As we approach the Nomad's 14th anniversary, the system is still quite impressive in comparison to what portables have to offer. Emulations of Genesis games found on the Nintendo DS and Sony PSP are still not as good as the real thing. In terms or screen size, the Nomad still has Nintendo beat by .25 inches. As for system size, the PSP is larger than pocket sized and is still a major player in the portable world. Of course, the Nomad would never make a comeback and defeat what we have now, but it is much more worthy of a dusting off for portable enjoyment than many portables of the past.

So I call on all Nomad owners* to dust off your Nomad, take it out of storage and give your favorite Genesis game a go. The Nomad deserves your love.
*if you don't have one get on ebay pronto!

Friday, December 12, 2008

What Is This All About?

In the same vein as the Master System, Saturn and Dreamcast Junkyards comes The Nomad Junkyard! The Nomad was a wonderful portable by Sega that played Nomad games. Unfortunately there has never been a Nomad game published, but the system does play Genesis games. Consider this blog to be the first Junkyard to cover all that is and was Sega Genesis.

Edit: Upon further research I've discovered that the Genesis IS the Mega Drive in Europe ( I also learned that they spell "License" with a "c" in place of the "s")! And that means that the Genesis/Mega Drive Junkyard is already covered!! Shit.*

So while the Nomad is a very small faction of the SEGA family, or the SEGAverse as I call it, that doesn't mean there can't still be things to be said! So what can you expect from The Nomad Junkyard? Nomad hardware reviews, Nomad hacks, Genesis tidbits, recommendations of games that make perfect on-the-go Nomad games, historical lessons and random non-Nomad but still SEGA related posts.

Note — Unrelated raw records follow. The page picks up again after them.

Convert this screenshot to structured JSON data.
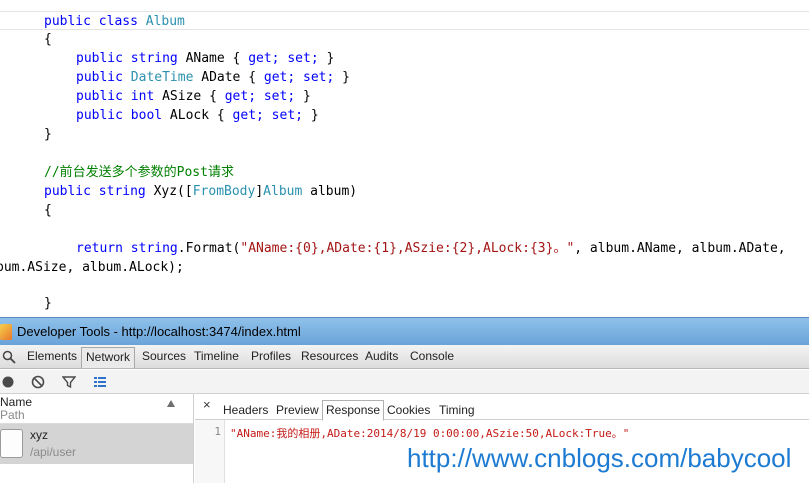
{
  "code_editor": {
    "line1": {
      "kw": "public class ",
      "ty": "Album"
    },
    "line2": {
      "text": "{"
    },
    "line3": {
      "kw1": "public string ",
      "name": "AName ",
      "brace_open": "{ ",
      "kw2": "get; set;",
      "brace_close": " }"
    },
    "line4": {
      "kw1": "public ",
      "ty": "DateTime",
      "name": " ADate ",
      "brace_open": "{ ",
      "kw2": "get; set;",
      "brace_close": " }"
    },
    "line5": {
      "kw1": "public int ",
      "name": "ASize ",
      "brace_open": "{ ",
      "kw2": "get; set;",
      "brace_close": " }"
    },
    "line6": {
      "kw1": "public bool ",
      "name": "ALock ",
      "brace_open": "{ ",
      "kw2": "get; set;",
      "brace_close": " }"
    },
    "line7": {
      "text": "}"
    },
    "line8": {
      "comment": "//前台发送多个参数的Post请求"
    },
    "line9": {
      "kw": "public string ",
      "name": "Xyz([",
      "ty1": "FromBody",
      "mid": "]",
      "ty2": "Album",
      "rest": " album)"
    },
    "line10": {
      "text": "{"
    },
    "line11": {
      "kw": "return string",
      "mid": ".Format(",
      "str": "\"AName:{0},ADate:{1},ASzie:{2},ALock:{3}。\"",
      "rest": ", album.AName, album.ADate,"
    },
    "line12": {
      "text": "bum.ASize, album.ALock);"
    },
    "line13": {
      "text": "}"
    }
  },
  "devtools": {
    "window_title": "Developer Tools - http://localhost:3474/index.html",
    "tabs": [
      "Elements",
      "Network",
      "Sources",
      "Timeline",
      "Profiles",
      "Resources",
      "Audits",
      "Console"
    ],
    "active_tab": "Network",
    "toolbar_icons": [
      "record-icon",
      "clear-icon",
      "filter-icon",
      "list-view-icon"
    ],
    "request_list": {
      "header_name": "Name",
      "header_path": "Path",
      "rows": [
        {
          "name": "xyz",
          "path": "/api/user"
        }
      ]
    },
    "detail_tabs": [
      "Headers",
      "Preview",
      "Response",
      "Cookies",
      "Timing"
    ],
    "active_detail_tab": "Response",
    "close_symbol": "×",
    "response": {
      "line_number": "1",
      "body": "\"AName:我的相册,ADate:2014/8/19 0:00:00,ASzie:50,ALock:True。\""
    }
  },
  "watermark": "http://www.cnblogs.com/babycool",
  "colors": {
    "keyword": "#0000ff",
    "type": "#2b91af",
    "string": "#a31515",
    "comment": "#008000",
    "response_text": "#c41a16",
    "watermark": "#1e7bd2",
    "titlebar": "#8fc1ea"
  }
}
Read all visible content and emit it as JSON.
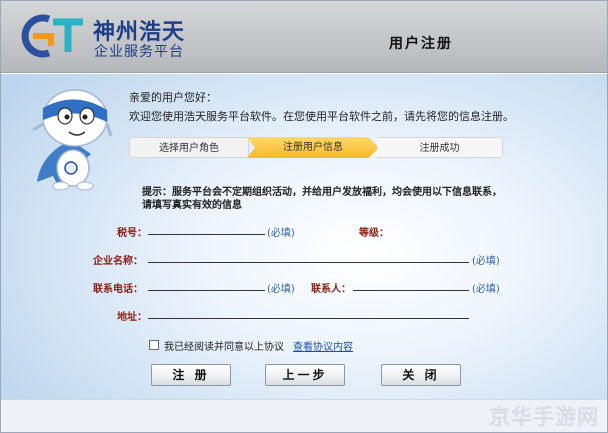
{
  "header": {
    "brand_name": "神州浩天",
    "brand_sub": "企业服务平台",
    "page_title": "用户注册",
    "logo_text": "GT"
  },
  "intro": {
    "greeting": "亲爱的用户您好：",
    "welcome": "欢迎您使用浩天服务平台软件。在您使用平台软件之前，请先将您的信息注册。"
  },
  "steps": [
    {
      "label": "选择用户角色",
      "active": false
    },
    {
      "label": "注册用户信息",
      "active": true
    },
    {
      "label": "注册成功",
      "active": false
    }
  ],
  "notice": {
    "line1": "提示：服务平台会不定期组织活动，并给用户发放福利，均会使用以下信息联系，",
    "line2": "请填写真实有效的信息"
  },
  "form": {
    "tax_no": {
      "label": "税号：",
      "value": "",
      "required": "(必填)"
    },
    "level": {
      "label": "等级：",
      "value": ""
    },
    "company": {
      "label": "企业名称：",
      "value": "",
      "required": "(必填)"
    },
    "phone": {
      "label": "联系电话：",
      "value": "",
      "required": "(必填)"
    },
    "contact": {
      "label": "联系人：",
      "value": "",
      "required": "(必填)"
    },
    "address": {
      "label": "地址：",
      "value": ""
    }
  },
  "agreement": {
    "checkbox_label": "我已经阅读并同意以上协议",
    "checked": false,
    "link_text": "查看协议内容"
  },
  "buttons": {
    "register": "注 册",
    "back": "上一步",
    "close": "关 闭"
  },
  "watermark": "京华手游网",
  "colors": {
    "brand": "#1e3f86",
    "label": "#8a1e12",
    "required": "#2a5fb0",
    "active_step": "#f7b92a"
  }
}
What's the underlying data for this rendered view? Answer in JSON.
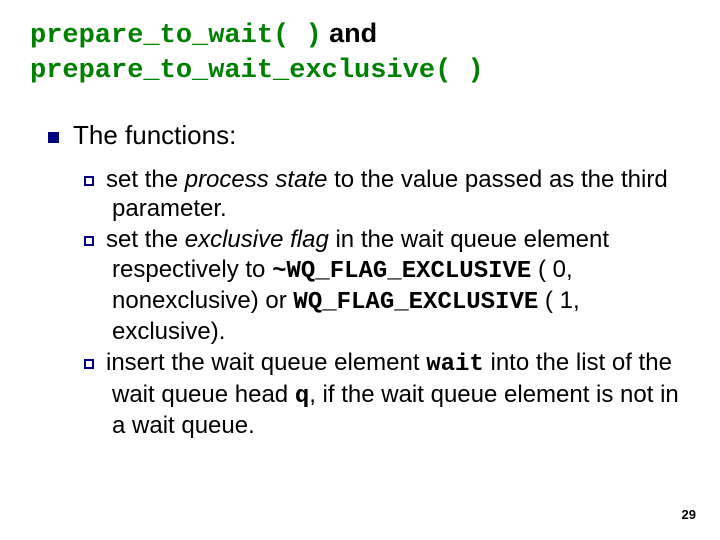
{
  "title": {
    "code1": "prepare_to_wait( )",
    "and": " and",
    "code2": "prepare_to_wait_exclusive( )"
  },
  "level1": "The functions:",
  "items": [
    {
      "pre": "set the ",
      "em": "process state",
      "post": " to the value passed as the third parameter."
    },
    {
      "a1": "set the ",
      "em": "exclusive flag",
      "a2": " in the wait queue element respectively to ",
      "c1": "~WQ_FLAG_EXCLUSIVE",
      "a3": " ( 0, nonexclusive) or ",
      "c2": "WQ_FLAG_EXCLUSIVE",
      "a4": " ( 1, exclusive)."
    },
    {
      "b1": "insert the wait queue element ",
      "c1": "wait",
      "b2": " into the list of the wait queue head ",
      "c2": "q",
      "b3": ", if the wait queue element is not in a wait queue."
    }
  ],
  "page": "29"
}
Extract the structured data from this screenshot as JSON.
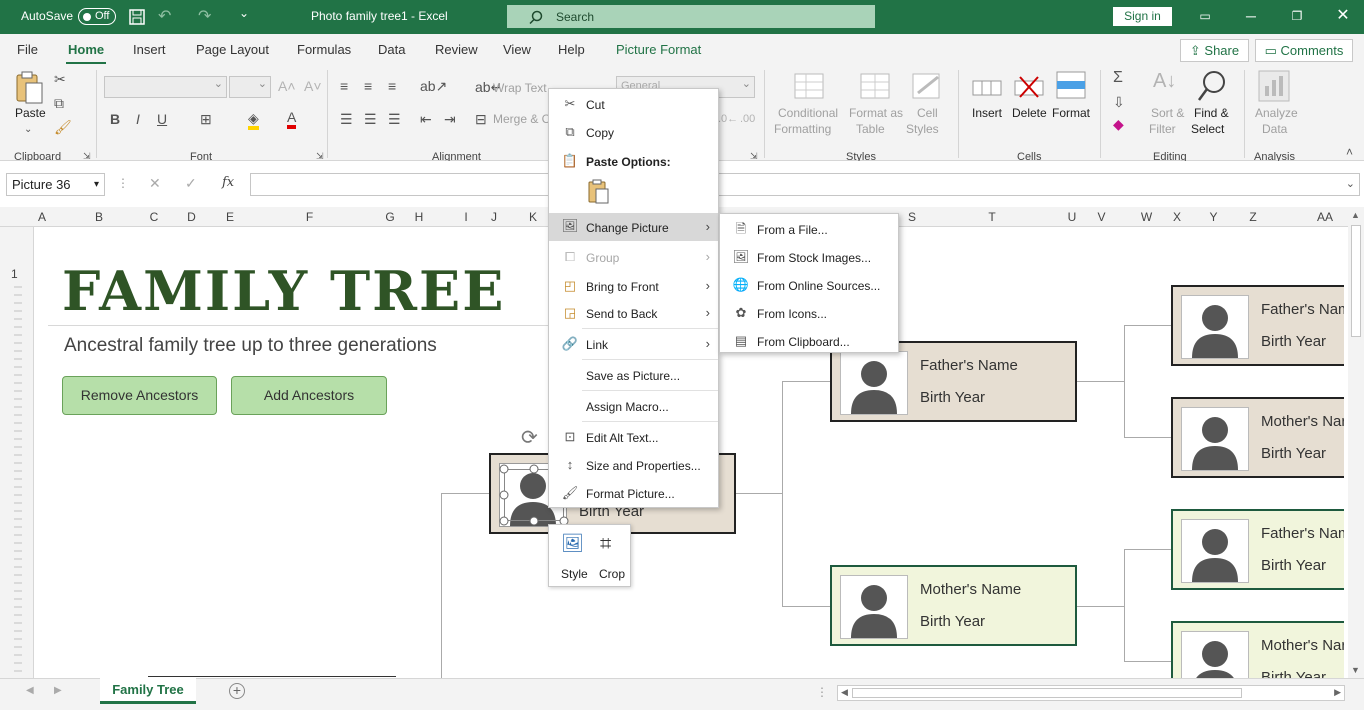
{
  "titlebar": {
    "autosave_label": "AutoSave",
    "autosave_state": "Off",
    "document_title": "Photo family tree1  -  Excel",
    "search_placeholder": "Search",
    "signin_label": "Sign in",
    "window_controls": [
      "ribbon-display-icon",
      "minimize-icon",
      "restore-icon",
      "close-icon"
    ]
  },
  "menu": {
    "tabs": [
      "File",
      "Home",
      "Insert",
      "Page Layout",
      "Formulas",
      "Data",
      "Review",
      "View",
      "Help",
      "Picture Format"
    ],
    "active_tab": "Home",
    "share_label": "Share",
    "comments_label": "Comments"
  },
  "ribbon": {
    "clipboard": {
      "group": "Clipboard",
      "paste": "Paste"
    },
    "font": {
      "group": "Font",
      "bold": "B",
      "italic": "I",
      "underline": "U"
    },
    "alignment": {
      "group": "Alignment",
      "wrap_text": "Wrap Text",
      "merge": "Merge & C"
    },
    "number": {
      "format": "General"
    },
    "styles": {
      "group": "Styles",
      "conditional": [
        "Conditional",
        "Formatting"
      ],
      "format_table": [
        "Format as",
        "Table"
      ],
      "cell_styles": [
        "Cell",
        "Styles"
      ]
    },
    "cells": {
      "group": "Cells",
      "insert": "Insert",
      "delete": "Delete",
      "format": "Format"
    },
    "editing": {
      "group": "Editing",
      "sort": [
        "Sort &",
        "Filter"
      ],
      "find": [
        "Find &",
        "Select"
      ]
    },
    "analysis": {
      "group": "Analysis",
      "analyze": [
        "Analyze",
        "Data"
      ]
    }
  },
  "formula_bar": {
    "name_box": "Picture 36",
    "fx": "fx",
    "value": ""
  },
  "columns": [
    "A",
    "B",
    "C",
    "D",
    "E",
    "F",
    "G",
    "H",
    "I",
    "J",
    "K",
    "S",
    "T",
    "U",
    "V",
    "W",
    "X",
    "Y",
    "Z",
    "AA"
  ],
  "rows": [
    "1"
  ],
  "sheet": {
    "title": "FAMILY TREE",
    "subtitle": "Ancestral family tree up to three generations",
    "remove_btn": "Remove Ancestors",
    "add_btn": "Add Ancestors",
    "root_card": {
      "year": "Birth Year"
    },
    "gen2": [
      {
        "name": "Father's Name",
        "year": "Birth Year"
      },
      {
        "name": "Mother's Name",
        "year": "Birth Year"
      }
    ],
    "gen3": [
      {
        "name": "Father's Nam",
        "year": "Birth Year"
      },
      {
        "name": "Mother's Nar",
        "year": "Birth Year"
      },
      {
        "name": "Father's Nam",
        "year": "Birth Year"
      },
      {
        "name": "Mother's Nar",
        "year": "Birth Year"
      }
    ]
  },
  "context_menu": {
    "items": [
      {
        "label": "Cut",
        "icon": "scissors-icon"
      },
      {
        "label": "Copy",
        "icon": "copy-icon"
      },
      {
        "label": "Paste Options:",
        "icon": "paste-icon"
      },
      {
        "label": "Change Picture",
        "icon": "change-picture-icon"
      },
      {
        "label": "Group",
        "icon": "group-icon"
      },
      {
        "label": "Bring to Front",
        "icon": "bring-front-icon"
      },
      {
        "label": "Send to Back",
        "icon": "send-back-icon"
      },
      {
        "label": "Link",
        "icon": "link-icon"
      },
      {
        "label": "Save as Picture...",
        "icon": ""
      },
      {
        "label": "Assign Macro...",
        "icon": ""
      },
      {
        "label": "Edit Alt Text...",
        "icon": "alt-text-icon"
      },
      {
        "label": "Size and Properties...",
        "icon": "size-icon"
      },
      {
        "label": "Format Picture...",
        "icon": "format-picture-icon"
      }
    ],
    "submenu": [
      {
        "label": "From a File..."
      },
      {
        "label": "From Stock Images..."
      },
      {
        "label": "From Online Sources..."
      },
      {
        "label": "From Icons..."
      },
      {
        "label": "From Clipboard..."
      }
    ]
  },
  "mini_toolbar": {
    "style": "Style",
    "crop": "Crop"
  },
  "sheet_tabs": {
    "active": "Family Tree"
  }
}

Welcome fellow Nomads.

*I've actually always known this, I was just being funny.

Welcome to The Nomad Junkyard!